Take, for example, the Simpsons episode where Milhouse’s parents (Kirk and Luann) split up:
Kirk: Ah, come on Luanne, you know what this is.
Luanne: Kirk, I don’t know what it is.
Kirk: [sighs] It could not be more simple, Luanne. You want me to show this to the cat, and have the cat tell you what it is? ‘Cause the cat’s going to get it.
Luanne: I’m sorry, I’m not as smart as you, Kirk. We didn’t all go to Gudger College.
Kirk: It’s dignity! Gah! Don’t you even know dignity when you see it?
Luanne: Kirk, you’re spitting.
Kirk: Okay, genius, why don’t you draw dignity.
[she does so]
[everyone gasps in recognition — we can’t see it, however]
Dr. Hibbert: Worthy of Webster’s.
The thing is, Pictionary is one of those rare games where communication is the goal. And two of the thing that irks us most are: not being understood and not understanding. Especially when it comes to that special someone, who usually happens to be on the same team.

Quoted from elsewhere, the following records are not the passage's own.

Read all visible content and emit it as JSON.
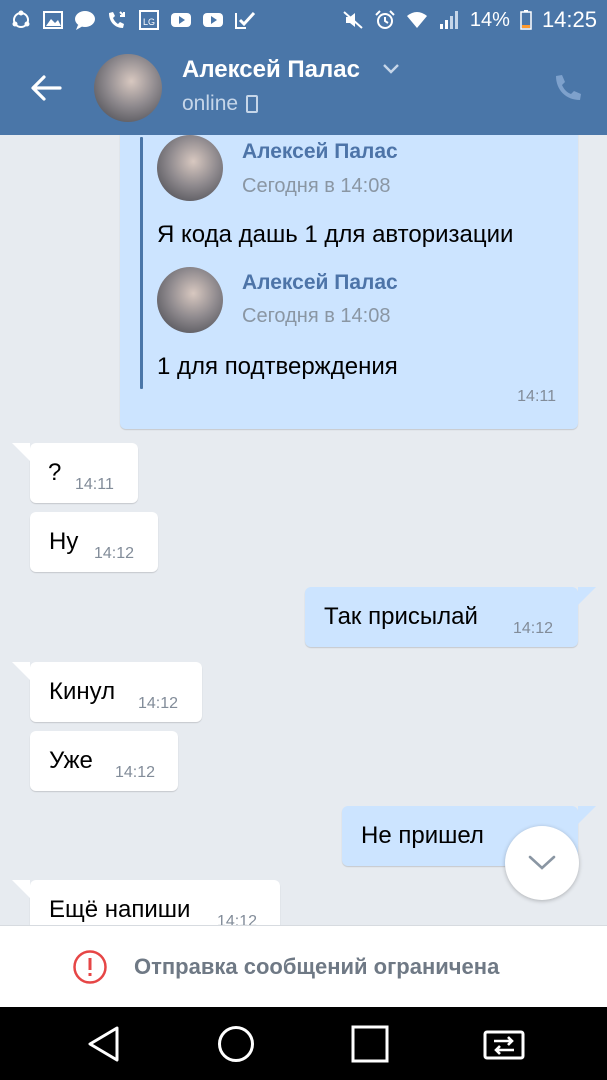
{
  "status_bar": {
    "battery_percent": "14%",
    "time": "14:25",
    "left_icons": [
      "sync-icon",
      "gallery-icon",
      "chat-icon",
      "missed-call-icon",
      "lg-icon",
      "youtube-icon",
      "youtube-icon",
      "check-icon"
    ],
    "right_icons": [
      "mute-icon",
      "alarm-icon",
      "wifi-icon",
      "signal-icon",
      "battery-icon"
    ]
  },
  "header": {
    "name": "Алексей Палас",
    "status": "online"
  },
  "forwarded": {
    "items": [
      {
        "name": "Алексей Палас",
        "date": "Сегодня в 14:08",
        "text": "Я кода дашь 1 для авторизации"
      },
      {
        "name": "Алексей Палас",
        "date": "Сегодня в 14:08",
        "text": "1 для подтверждения"
      }
    ],
    "time": "14:11"
  },
  "messages": [
    {
      "text": "?",
      "time": "14:11",
      "direction": "in"
    },
    {
      "text": "Ну",
      "time": "14:12",
      "direction": "in"
    },
    {
      "text": "Так присылай",
      "time": "14:12",
      "direction": "out"
    },
    {
      "text": "Кинул",
      "time": "14:12",
      "direction": "in"
    },
    {
      "text": "Уже",
      "time": "14:12",
      "direction": "in"
    },
    {
      "text": "Не пришел",
      "time": "",
      "direction": "out"
    },
    {
      "text": "Ещё напиши",
      "time": "14:12",
      "direction": "in"
    }
  ],
  "restriction": {
    "text": "Отправка сообщений ограничена"
  },
  "colors": {
    "header": "#4a76a8",
    "incoming": "#ffffff",
    "outgoing": "#cce4ff",
    "background": "#e7ebf0",
    "warning": "#e64646"
  }
}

As in everyday life, we tend to express ourselves in a way that make sense, from our point of view. The same thing with Pictionary: we tend to draw things that we would understand. And to see the drawing, of course, from our perspective. It takes a conscious effort to work from the other’s point of view. And we tend to think that, if we have a special bond with someone, they’ll share our perspective, at least more than most, and understand us readily. The opposite of which, at least for trivial matters, comes to light through exercises like Pictionary.
And in couples, a lot of the problems have to do with communication, or lack thereof more precisely. Not that all problems are based on a lack of communication, but communication plays an important role in making things better or worst – usually the latter.
Add competition, maybe a bit of alcohol, and the lack of expressive restraint that trivial matters tend to give us, and you have an explosive cocktail.
Fortunately, no one was hurt at that party, although we did discover that one of us was psychic (how do you guess “crack whore” from “woman with penis”?).